There are also still millions of Americans who are offline. Households without connections are likely to be more disadvantaged with regard to health care, employment opportunities, educational opportunities, and even entertainment. Read More
Clearly the picture is complex. A large percentage of Americans benefit from the use of technology. The Internet can serve as a valuable tool for people of all ages. It can empower to be better informed about our health and enable us to connect with family, friends. It can help us do our more efficiently. But these benefits have costs. Read More
Spring rites are celebrated and acknowledged around the world. In Iran, the first day of Spring is also the first day of the New Year, or Noroos. Noroos is an ancient Zoroastrian holiday that Persians have celebrated with rituals that focus on the beginning and end of life, on rebirth, and on good and evil in the world. It is a time of reflection and renewal. Read More
Reading is tantamount to taking a mental holiday. On cold winter days books can take us away on adventures, to warm beaches, to a better understanding of ourselves and our lives. They can link us to memories of the past and lead us to new beginnings. Reading is a great stress reducer, unfortunately 23% of Americans did not read a single book in 2013. Read More
Vacations are an important ingredient in the recipe for a happy and fulfilled life. Unfortunately modern life seems to be ever more busy and more hectic. Research indicates that for most Americans a perceived lack of time is a major source of stress. Read More
Caregivers often spend months or even years living in what amounts to solitary confinement. In the United States between 30 and 38 million adults, mostly women provide regular ongoing care for a family member or loved one. The stresses and burdens of providing 24 hour care, seven days a week can be debilitating. Caregivers need help. Read More
Taco Bell is to be commended for their 2013 Super Bowl commercial depicting a group of elders enjoying life. Unfortunately such glimpses are all too rare in our ageist world. More common messages are like the message recently verbalized by a Japanese Finance Minister Taro Aso who last month said: Let the elderly hurry up and die. Read More

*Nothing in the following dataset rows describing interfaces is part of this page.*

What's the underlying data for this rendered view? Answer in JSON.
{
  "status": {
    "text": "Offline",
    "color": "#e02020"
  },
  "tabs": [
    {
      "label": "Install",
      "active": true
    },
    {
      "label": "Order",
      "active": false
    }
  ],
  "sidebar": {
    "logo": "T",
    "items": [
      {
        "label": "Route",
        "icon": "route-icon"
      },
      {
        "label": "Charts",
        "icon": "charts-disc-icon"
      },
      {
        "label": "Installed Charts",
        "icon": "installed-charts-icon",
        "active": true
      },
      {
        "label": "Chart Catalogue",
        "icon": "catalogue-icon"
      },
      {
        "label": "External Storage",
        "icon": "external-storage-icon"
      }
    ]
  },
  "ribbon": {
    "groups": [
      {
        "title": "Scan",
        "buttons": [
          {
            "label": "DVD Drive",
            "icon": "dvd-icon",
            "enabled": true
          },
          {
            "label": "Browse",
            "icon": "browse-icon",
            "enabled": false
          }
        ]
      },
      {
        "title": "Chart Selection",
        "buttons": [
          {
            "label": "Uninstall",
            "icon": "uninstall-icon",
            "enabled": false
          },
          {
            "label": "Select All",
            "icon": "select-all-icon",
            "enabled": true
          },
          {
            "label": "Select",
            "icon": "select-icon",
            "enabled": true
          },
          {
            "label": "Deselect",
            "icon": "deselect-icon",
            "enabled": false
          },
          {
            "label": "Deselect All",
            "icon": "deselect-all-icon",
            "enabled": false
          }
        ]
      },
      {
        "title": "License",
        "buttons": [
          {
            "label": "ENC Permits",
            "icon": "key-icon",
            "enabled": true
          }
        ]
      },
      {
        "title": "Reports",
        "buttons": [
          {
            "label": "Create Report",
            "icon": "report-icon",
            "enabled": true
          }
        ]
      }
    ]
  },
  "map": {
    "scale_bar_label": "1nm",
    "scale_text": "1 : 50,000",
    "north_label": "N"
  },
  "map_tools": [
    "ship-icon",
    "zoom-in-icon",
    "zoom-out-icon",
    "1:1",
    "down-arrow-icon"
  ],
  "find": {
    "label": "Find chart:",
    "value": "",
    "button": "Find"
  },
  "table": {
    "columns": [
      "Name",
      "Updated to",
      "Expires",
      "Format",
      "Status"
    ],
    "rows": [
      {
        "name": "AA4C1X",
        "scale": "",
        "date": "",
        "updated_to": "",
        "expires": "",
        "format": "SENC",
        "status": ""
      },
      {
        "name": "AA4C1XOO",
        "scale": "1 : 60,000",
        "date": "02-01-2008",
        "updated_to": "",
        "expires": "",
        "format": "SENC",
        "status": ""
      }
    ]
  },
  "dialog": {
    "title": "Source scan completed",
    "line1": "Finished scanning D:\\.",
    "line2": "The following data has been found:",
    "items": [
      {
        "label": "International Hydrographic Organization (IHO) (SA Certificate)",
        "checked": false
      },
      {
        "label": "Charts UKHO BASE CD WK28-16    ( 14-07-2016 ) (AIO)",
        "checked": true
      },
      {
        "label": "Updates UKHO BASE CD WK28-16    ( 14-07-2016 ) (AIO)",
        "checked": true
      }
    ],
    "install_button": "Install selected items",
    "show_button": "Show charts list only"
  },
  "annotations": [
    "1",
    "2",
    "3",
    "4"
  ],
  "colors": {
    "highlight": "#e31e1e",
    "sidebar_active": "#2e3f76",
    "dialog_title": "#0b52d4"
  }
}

Jasmin Tahmaseb-McConatha, Ph.D., is a professor at West Chester University in Pennsylvania. She researches aging and well-being.